*** Supplied entries ***
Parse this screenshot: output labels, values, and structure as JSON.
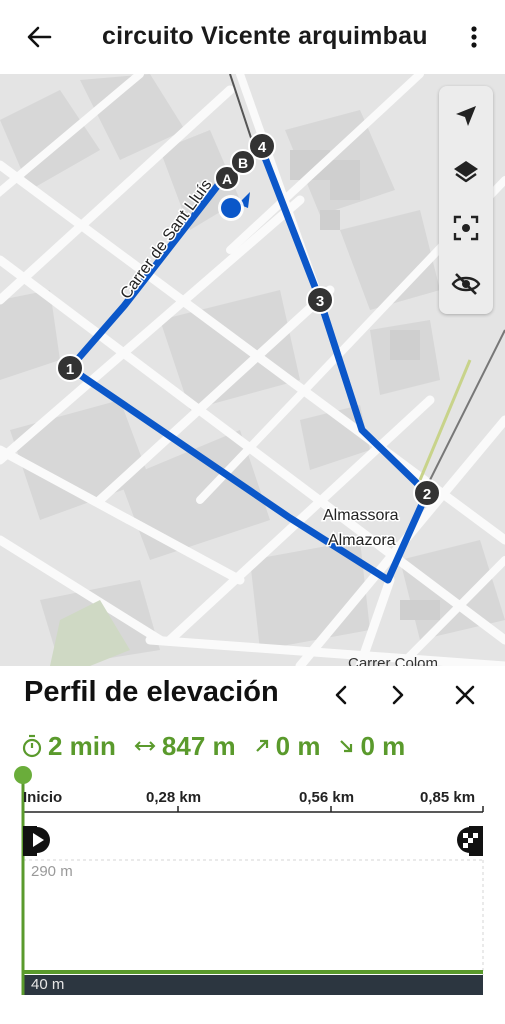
{
  "header": {
    "title": "circuito Vicente arquimbau"
  },
  "map": {
    "street_labels": [
      "Carrer de Sant Lluís",
      "Almassora",
      "Almazora",
      "Carrer Colom"
    ],
    "waypoints": [
      "1",
      "2",
      "3",
      "4",
      "A",
      "B"
    ],
    "route_color": "#0b57c9",
    "tools": [
      "navigate-icon",
      "layers-icon",
      "focus-icon",
      "hide-icon"
    ]
  },
  "panel": {
    "title": "Perfil de elevación",
    "stats": {
      "time": "2 min",
      "distance": "847 m",
      "ascent": "0 m",
      "descent": "0 m"
    },
    "x_ticks": [
      "Inicio",
      "0,28 km",
      "0,56 km",
      "0,85 km"
    ],
    "y_ticks": [
      "290 m",
      "40 m"
    ],
    "accent_color": "#5a9a2c"
  }
}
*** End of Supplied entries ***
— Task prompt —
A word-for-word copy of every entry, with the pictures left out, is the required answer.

— Response to this task —
Parse this screenshot: output labels, values, and structure as JSON.
{
  "header": {
    "title": "circuito Vicente arquimbau"
  },
  "map": {
    "street_labels": [
      "Carrer de Sant Lluís",
      "Almassora",
      "Almazora",
      "Carrer Colom"
    ],
    "waypoints": [
      "1",
      "2",
      "3",
      "4",
      "A",
      "B"
    ],
    "route_color": "#0b57c9",
    "tools": [
      "navigate-icon",
      "layers-icon",
      "focus-icon",
      "hide-icon"
    ]
  },
  "panel": {
    "title": "Perfil de elevación",
    "stats": {
      "time": "2 min",
      "distance": "847 m",
      "ascent": "0 m",
      "descent": "0 m"
    },
    "x_ticks": [
      "Inicio",
      "0,28 km",
      "0,56 km",
      "0,85 km"
    ],
    "y_ticks": [
      "290 m",
      "40 m"
    ],
    "accent_color": "#5a9a2c"
  }
}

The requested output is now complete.